So they were baptized in the name of the Lord Jesus (verse 48).
The whole process is unusual in that the gift of the Holy Spirit was given to Cornelius and his friends before they were actually baptized. But the Lord God was making a vital point. He was emphasising to Pete and his fellow baptized believers that the gospel message was to be preached to Gentiles as well as to Jews. God was saying that as far as He was concerned, not only Cornelius should receive the truth as it is in Jesus, but it should be preached to al Gentiles. The gospel should be preached to all, both Jew and Gentile.

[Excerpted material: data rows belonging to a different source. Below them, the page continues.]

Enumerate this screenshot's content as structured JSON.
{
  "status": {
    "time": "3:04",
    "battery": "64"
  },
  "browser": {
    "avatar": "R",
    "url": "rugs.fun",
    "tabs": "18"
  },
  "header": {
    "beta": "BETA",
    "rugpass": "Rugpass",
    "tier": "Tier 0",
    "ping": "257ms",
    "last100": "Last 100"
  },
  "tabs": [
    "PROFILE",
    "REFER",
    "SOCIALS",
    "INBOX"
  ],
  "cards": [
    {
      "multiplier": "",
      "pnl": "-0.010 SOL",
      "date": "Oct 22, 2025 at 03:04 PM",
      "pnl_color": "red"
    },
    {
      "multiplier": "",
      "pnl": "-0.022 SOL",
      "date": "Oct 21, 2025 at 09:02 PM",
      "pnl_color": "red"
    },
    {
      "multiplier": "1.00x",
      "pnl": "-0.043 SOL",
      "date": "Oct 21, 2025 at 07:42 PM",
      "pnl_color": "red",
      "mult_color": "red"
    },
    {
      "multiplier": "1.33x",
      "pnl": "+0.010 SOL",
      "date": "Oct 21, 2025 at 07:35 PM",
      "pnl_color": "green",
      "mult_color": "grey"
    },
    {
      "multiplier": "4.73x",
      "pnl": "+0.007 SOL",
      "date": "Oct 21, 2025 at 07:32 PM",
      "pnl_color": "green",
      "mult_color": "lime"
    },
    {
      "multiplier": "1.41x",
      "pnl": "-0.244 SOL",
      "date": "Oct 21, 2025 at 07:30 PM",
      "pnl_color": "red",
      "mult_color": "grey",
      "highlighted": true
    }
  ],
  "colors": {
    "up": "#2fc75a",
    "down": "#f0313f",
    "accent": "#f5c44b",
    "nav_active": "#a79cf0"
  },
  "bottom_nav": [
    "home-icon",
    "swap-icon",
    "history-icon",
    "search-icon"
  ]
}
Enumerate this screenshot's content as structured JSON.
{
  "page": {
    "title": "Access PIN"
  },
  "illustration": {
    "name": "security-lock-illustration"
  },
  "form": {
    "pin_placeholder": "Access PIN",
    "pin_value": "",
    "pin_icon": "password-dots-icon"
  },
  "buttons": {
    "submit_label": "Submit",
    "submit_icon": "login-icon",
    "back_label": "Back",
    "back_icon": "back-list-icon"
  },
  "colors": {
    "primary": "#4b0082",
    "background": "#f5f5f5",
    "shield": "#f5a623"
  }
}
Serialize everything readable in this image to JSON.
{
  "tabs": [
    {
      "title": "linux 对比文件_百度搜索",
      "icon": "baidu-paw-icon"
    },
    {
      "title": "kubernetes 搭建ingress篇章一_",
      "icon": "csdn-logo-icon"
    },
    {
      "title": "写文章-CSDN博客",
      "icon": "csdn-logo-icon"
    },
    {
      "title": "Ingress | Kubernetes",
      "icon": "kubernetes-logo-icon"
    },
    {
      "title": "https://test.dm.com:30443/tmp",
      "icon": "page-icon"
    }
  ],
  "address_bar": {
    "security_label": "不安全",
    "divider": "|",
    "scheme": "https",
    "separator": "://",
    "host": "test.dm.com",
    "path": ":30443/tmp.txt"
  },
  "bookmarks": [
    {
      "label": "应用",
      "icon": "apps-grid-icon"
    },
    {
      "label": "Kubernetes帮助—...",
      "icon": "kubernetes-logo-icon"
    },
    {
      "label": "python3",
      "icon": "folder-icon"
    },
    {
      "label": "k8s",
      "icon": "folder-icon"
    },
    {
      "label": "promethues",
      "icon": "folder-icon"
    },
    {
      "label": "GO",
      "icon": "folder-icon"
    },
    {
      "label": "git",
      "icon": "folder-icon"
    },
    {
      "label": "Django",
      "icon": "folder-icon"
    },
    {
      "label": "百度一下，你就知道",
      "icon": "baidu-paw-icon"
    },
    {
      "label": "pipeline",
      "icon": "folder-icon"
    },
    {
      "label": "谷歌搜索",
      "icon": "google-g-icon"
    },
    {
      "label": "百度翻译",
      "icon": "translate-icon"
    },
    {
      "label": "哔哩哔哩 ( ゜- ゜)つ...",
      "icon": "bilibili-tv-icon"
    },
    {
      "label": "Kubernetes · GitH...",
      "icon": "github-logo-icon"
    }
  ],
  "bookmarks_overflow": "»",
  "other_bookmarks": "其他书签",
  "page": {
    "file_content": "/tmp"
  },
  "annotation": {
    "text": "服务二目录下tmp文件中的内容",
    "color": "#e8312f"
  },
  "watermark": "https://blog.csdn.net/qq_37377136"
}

The reason for us looking at the incident is that the sign that God used to make His point was that they were al able to ‘speak with tongues’. Again we raise the question: how do we understand the phrase: they ‘heard them speak with tongues’ in (verse 46)? What exactly does that mean? Was it really a speaking in foreign languages and dialects? The answer is, of course “Yes”.
If we go to the next chapter we read how that when Peter got back to Jerusalem, he had to face criticism from his colleagues – and he goes through the whole incident to explain that the Lord God had ordained it all And in Acts 11:15, when telling them about the ‘speaking with tongues’ he makes this point:
“And as I began to speak, the Holy Spirit fell upon them, as upon us at the beginning”.
In other words, we see that just as on the day of Pentecost ‘speaking with tongues’ was the means of enabling people from all parts of the Roman Empire to understand the gospel message in their own tongues (that is the meaning of the phrase “upon us at the beginning” in 11:15). In like manner, when Cornelius and those of his house were also able to ‘speak with tongues’, that means that they too were then able to speak in foreign languages.
So this marvellous aid – the gift of language – which enabled the apostles to spread the gospel message to all people also served another purpose. The ability to speak in tongues was an instantaneous way of determining beyond a shadow of doubt that one really possessed the gift of the Spirit.
There are many other references to‘speaking with tongues’ in the New Testament which should all be understood in exactly the same way. The gift was the ability to speak in foreign languages. As we already said it was primarily given as an aid to preaching the good news of the Kingdom.
Furthermore, we need also to understand that only the apostles had the power of passing on the gifts of the spirit to other people. Cornelius and his household were exceptions to this general rule because they received the gift as a result of the direct invention of the Lord God. As we have seen, this was to emphasize God’s calling of the Gentiles to a belief in Jesus, just as He had first called the Jews. But in every other instance in New Testament times it is noteworthy that only the apostles had the power to pass the Spirit gifts to other people. And that has important consequences, as we shall see.